Divine Retribution (short play, 2017)
• Performed as part of the NY Madness play festival

What makes him special as a theatermaker: Despite facing setbacks related to the effects of the pandemic, he is currently developing three complex and deeply personal new works rooted in his African American culture and heritage.

What are your long-term career goals/aspirations?:

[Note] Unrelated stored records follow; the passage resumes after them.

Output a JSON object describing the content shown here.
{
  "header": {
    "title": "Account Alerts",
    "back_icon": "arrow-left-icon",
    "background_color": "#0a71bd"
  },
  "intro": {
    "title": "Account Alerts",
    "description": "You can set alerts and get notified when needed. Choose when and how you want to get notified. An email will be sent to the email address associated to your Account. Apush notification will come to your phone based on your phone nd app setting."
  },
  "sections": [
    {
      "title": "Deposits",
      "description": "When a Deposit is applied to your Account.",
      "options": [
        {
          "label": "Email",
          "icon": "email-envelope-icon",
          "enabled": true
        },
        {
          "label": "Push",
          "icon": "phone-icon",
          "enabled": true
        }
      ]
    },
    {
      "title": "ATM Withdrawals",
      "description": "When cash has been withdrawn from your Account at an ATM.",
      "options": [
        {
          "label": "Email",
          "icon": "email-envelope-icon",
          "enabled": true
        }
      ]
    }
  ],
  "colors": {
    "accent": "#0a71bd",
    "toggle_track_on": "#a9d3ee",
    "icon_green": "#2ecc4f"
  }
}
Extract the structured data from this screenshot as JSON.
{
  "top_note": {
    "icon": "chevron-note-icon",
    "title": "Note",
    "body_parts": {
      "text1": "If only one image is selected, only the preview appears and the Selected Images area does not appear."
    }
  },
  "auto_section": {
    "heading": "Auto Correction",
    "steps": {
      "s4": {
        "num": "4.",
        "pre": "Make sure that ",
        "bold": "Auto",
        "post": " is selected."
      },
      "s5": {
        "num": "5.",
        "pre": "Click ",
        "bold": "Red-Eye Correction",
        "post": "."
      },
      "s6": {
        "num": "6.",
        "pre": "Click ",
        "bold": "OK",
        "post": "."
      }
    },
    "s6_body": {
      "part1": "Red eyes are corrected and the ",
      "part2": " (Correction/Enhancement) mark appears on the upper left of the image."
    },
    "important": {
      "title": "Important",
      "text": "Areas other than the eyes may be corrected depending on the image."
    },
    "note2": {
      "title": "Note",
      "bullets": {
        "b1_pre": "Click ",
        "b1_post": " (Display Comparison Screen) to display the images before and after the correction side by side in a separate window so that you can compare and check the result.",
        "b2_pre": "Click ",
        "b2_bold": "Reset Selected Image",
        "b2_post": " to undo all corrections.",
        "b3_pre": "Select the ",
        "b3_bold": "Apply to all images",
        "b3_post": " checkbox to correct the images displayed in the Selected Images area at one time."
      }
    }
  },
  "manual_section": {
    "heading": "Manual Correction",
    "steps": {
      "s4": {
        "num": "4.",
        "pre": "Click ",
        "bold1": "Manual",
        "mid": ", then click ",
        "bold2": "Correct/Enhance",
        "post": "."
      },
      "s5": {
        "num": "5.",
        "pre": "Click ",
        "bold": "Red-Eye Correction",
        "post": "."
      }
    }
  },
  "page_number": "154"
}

“My long-term goal is to make a living doing what fulfills me creatively and to put all of my energy into what I was put on this earth to do. It is my hope that what fulfills me creatively will also educate, uplift, challenge, transform, and possibly even heal others. I want to make a living by creating plays, musicals, movies, and music. I also make a great effort to remain a person of character, live an authentic life, and to seek truth in all that I do.”


“Three things I have learned as an independent artist in NYC:
1. Your gifts, your struggles, and your purpose, are all divinely connected.
2. What is for you, is for you.
3. You are here for a reason. The world needs what you have to give.”

– – – – – –

If you’d like to help with my Dad’s mission and support emerging artists and art-treprenuers, please click here, or email me.  The Fund’s 501c3 status is in process.